Here’s a fancier slide, with a bit of animation: codes like <2->, which means that bit is not on the first version of this slide but appears on subsequent versions. When the LaTeX file is turned into a PDF, four versions of this slide are created. But in the handout (with the notes), there’ll be just one, and the <3| handout 0> bits are to control the separate look on the animated slides and on the single-slide version that shows up with the notes.

\begin{frame}{It's all about money}
\subt{(Costs in scientific publishing)}

\vspace{24pt}

\bi
\item {\color<3| handout 0>{hilight} Research}
\item {\color<3| handout 0>{hilight} Writing}
\item {\color<3| handout 0>{hilight} Peer review, editorial oversight}
\item {\color<4| handout 0>{hilight} Journal administration}
\item {\color<4| handout 0>{hilight} Copy editing, typesetting}
\item {\color<4| handout 0>{hilight} Distribution}
\item<2->{\color<2| handout 0>{vhilight} \color<4| handout 0>{hilight} Profit}
\ei
\note{ [clip] }
\end{frame}

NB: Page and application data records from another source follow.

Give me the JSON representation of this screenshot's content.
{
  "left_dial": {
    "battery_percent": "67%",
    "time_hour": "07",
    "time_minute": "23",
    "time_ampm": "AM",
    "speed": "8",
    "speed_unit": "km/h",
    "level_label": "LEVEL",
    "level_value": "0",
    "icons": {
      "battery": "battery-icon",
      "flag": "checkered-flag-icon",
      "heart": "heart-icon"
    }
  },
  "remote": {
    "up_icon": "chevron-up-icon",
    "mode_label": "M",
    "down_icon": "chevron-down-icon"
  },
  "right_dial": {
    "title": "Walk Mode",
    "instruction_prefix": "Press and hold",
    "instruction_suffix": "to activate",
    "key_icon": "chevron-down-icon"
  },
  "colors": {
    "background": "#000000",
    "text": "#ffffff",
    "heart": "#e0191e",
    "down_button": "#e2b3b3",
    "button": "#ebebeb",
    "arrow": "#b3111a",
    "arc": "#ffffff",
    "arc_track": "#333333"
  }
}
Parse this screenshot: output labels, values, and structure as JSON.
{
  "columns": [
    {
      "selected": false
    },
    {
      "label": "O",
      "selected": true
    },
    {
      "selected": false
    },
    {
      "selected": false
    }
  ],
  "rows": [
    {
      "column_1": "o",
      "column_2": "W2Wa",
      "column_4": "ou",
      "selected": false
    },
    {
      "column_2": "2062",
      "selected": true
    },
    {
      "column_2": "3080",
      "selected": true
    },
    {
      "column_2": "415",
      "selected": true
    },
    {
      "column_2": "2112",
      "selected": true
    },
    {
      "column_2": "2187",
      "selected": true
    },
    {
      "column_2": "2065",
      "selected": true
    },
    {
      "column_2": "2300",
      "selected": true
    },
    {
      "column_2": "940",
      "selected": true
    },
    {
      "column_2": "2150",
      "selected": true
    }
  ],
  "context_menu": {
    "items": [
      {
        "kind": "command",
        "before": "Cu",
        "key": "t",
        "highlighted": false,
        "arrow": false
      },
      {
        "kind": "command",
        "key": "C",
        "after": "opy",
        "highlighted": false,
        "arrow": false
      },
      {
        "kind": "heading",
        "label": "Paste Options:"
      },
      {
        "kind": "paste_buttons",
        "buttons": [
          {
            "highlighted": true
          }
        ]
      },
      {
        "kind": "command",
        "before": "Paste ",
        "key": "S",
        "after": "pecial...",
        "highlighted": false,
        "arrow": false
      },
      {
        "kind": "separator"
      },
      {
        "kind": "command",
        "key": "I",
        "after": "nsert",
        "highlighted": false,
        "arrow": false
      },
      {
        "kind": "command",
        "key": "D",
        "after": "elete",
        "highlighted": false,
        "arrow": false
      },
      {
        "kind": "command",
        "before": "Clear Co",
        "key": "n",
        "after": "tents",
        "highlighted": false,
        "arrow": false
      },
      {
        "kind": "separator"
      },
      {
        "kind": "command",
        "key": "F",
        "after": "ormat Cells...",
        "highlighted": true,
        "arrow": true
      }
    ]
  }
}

### A version with notes

It’s nice to have a version of one’s slides that includes notes of what you’re going to say. I like Mike Bostock approach, as in these slides, with little sticky notes. But I don’t want to spend time trying to implement that in LaTeX, so I went with the built-in functionality in Beamer, though selecting a very plain template and adding a bit of space between paragraphs.

I also chose to create a handout with just a single snapshot of the animated pages (in which I sequentially overlayed a number of images).

Having added a \note{} to each “frame,” there are just a few simple commands to add to the .tex file to get it to compile to the handout with notes. So I wrote a ruby script to make those changes.

I then used pdfnup to make the notes PDF be 2-up: the slide above and the notes below. The details are in the Makefile; if that’s not obvious, see my minimal tutorial about GNU make.